Advocates for Basic Legal Equality, Inc. (ABLE) is a non-profit regional law firm that provides high quality legal assistance in civil matters to help eligible low-income individuals and groups in western Ohio achieve self reliance, and equal justice and economic opportunity.
Being able to complete daily living activities is something most people don’t have to think about when they are teenagers. ABLE has been able to help many people navigate the complex Medicaid system with legal appeals and other advocacy. It is always gratifying when they receive the help they need through medical equipment and devices that facilitate the independence they deserve. The following story is complex but worth the read. We thank Adison and his family for allowing us to share his journey to greater independence as he moves toward adulthood.
17-year-old Adison Delp lives with Arthrogryposis Multiplex Congenita, a condition that causes muscle weakness throughout the body and severely restricts the use of his upper extremities. He has been using a wheelchair since he was a toddler. Advocates for Basic Legal Equality, Inc. (ABLE) first represented Adison in 2020 at a state hearing to assist him with securing an electric wheelchair through Medicaid. Over the past two years, Adison has achieved a level of independence previously unavailable to him, operating the wheelchair by using a combination of head and chin access, switches for mobility, and activation of power seat functions.
New Request for a Robotic Arm
Adison’s parents contacted ABLE again in February 2022because they needed assistance navigating Medicaid once more, this time for a robotic arm payment approval. The arm would allow him to complete activities of daily living (ADLs), such as shaving, combing his hair, brushing his teeth, eating, drinking, and dressing without assistance from a caregiver. The arm would also allow him to open and close doors, remove a credit card from a wallet, play chess and other games, and do many other daily activities that people without disabilities take for granted.
One Step at a Time
The first step in trying to get an atypical item approved through Medicaid is to submit a “prior authorization request.” A prior authorization request is a process required by the Ohio Department of Medicaid to determine coverage and obtain approval to pay for the proposed treatment, service, or item. The approval is based on medical necessity. Adison’s physical therapist submitted the request in December 2021 but was denied because the Medicaid plan asserted the item had no medical purpose and was for “comfort and convenience.”
ABLE attorney Rebecca Steinhauser appealed this decision and represented Adison in the state hearing process, where Adison’s physical therapist testified extensively about the medical necessity of the robotic arm. Despite the overwhelming testimony and written evidence provided, the appeal was overruled. The state hearing decision was affirmed on administrative appeal.
Arguments in Support of Adison

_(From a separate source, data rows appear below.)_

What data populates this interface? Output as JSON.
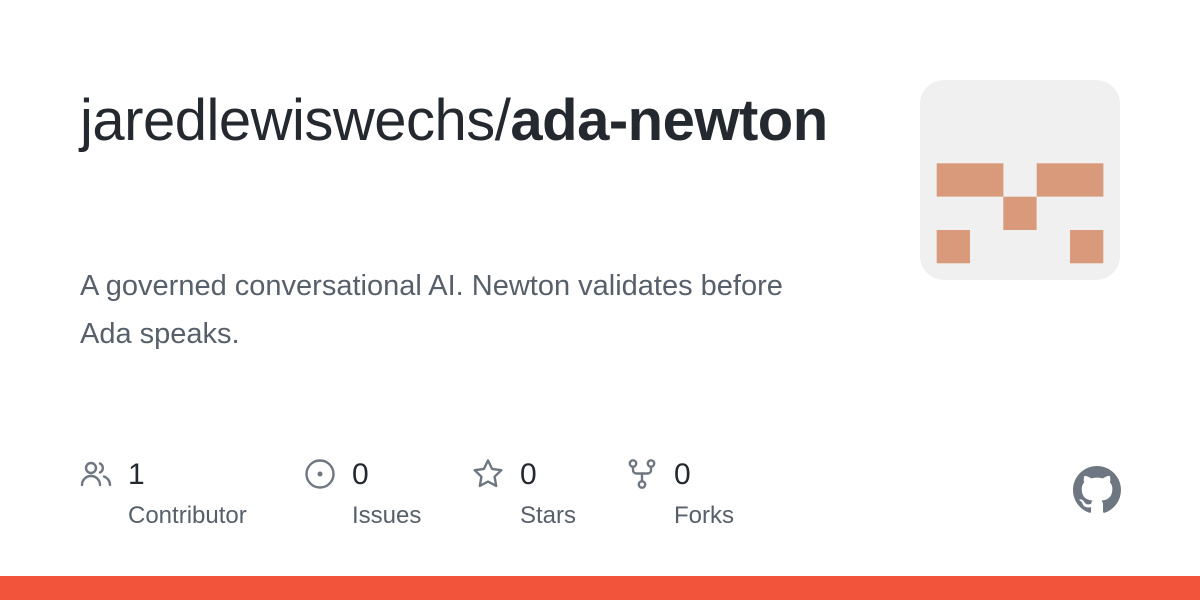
{
  "repo": {
    "owner_prefix": "jaredlewiswechs/",
    "name": "ada-newton",
    "description": "A governed conversational AI. Newton validates before Ada speaks."
  },
  "stats": [
    {
      "count": "1",
      "label": "Contributor",
      "icon": "people-icon"
    },
    {
      "count": "0",
      "label": "Issues",
      "icon": "issue-opened-icon"
    },
    {
      "count": "0",
      "label": "Stars",
      "icon": "star-icon"
    },
    {
      "count": "0",
      "label": "Forks",
      "icon": "repo-forked-icon"
    }
  ],
  "colors": {
    "title": "#24292f",
    "muted": "#57606a",
    "icon": "#6e7781",
    "avatar_bg": "#f0f0f0",
    "avatar_pattern": "#d99a7c",
    "language_bar": "#f1533b"
  }
}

When an administrative appeal is affirmed, the next step is an appeal to the county common pleas court. Steinhauser and Legal Aid of Western Ohio, Inc. (LAWO) attorney Allma Miller assisted Adison with filing an appeal to the Richland County Common Pleas Court. The attorneys argued that the Ohio administrative code conflicts with the federal durable medical equipment regulation because it places an exclusion on coverage of certain medical equipment or supplies without an individualized assessment as to whether an item is primarily used to serve a medical purpose.
In addition, the attorneys argued that the robotic arm clearly has a medical purpose in that it would not be useful for anybody who did not have a disability. The robotic arm would also allow Adison to perform ADLs independently, which aligns with a key purpose of the Medicaid program, to promote self-care and independence.
The attorneys made several other legal arguments to the court about medical necessity and ameliorating Adison’s medical condition.
Finally, while the lowest cost alternative must be considered in any prior authorization process, the attorneys argued that the robotic arm was the only alternative that would permit Adison to function as independently as possible.
The Final Outcome
A week after filing the appeal to the court, the Ohio Department of Medicaid contacted ABLE and LAWO with the good news that the agency was going to order Adison’s Medicaid-managed health care plan to approve the robotic arm! Adison is now enjoying the freedom and independence made possible by this innovative medical device. Next year, he plans to attend college. The robotic arm will provide Adison with a pathway to fulfilling his dreams.
Read how Adison feels about the assistance he received:
Thank you so much for fighting for me and helping me get my robotic arm. It means so much to me and I am already doing things with my new arm that I could have never done before! I know you spent a lot of time and did a lot of work for me to be able to have my robotic arm and I am very thankful for all your dedication. I am so excited to get to use my arm and see what all I can do with it. I feel like it’s opening up a new world for me to explore and be independent. I am hopeful that this has set the standard for other people who need this! Thank you so much for everything you did to help me and others have the ability to get this arm.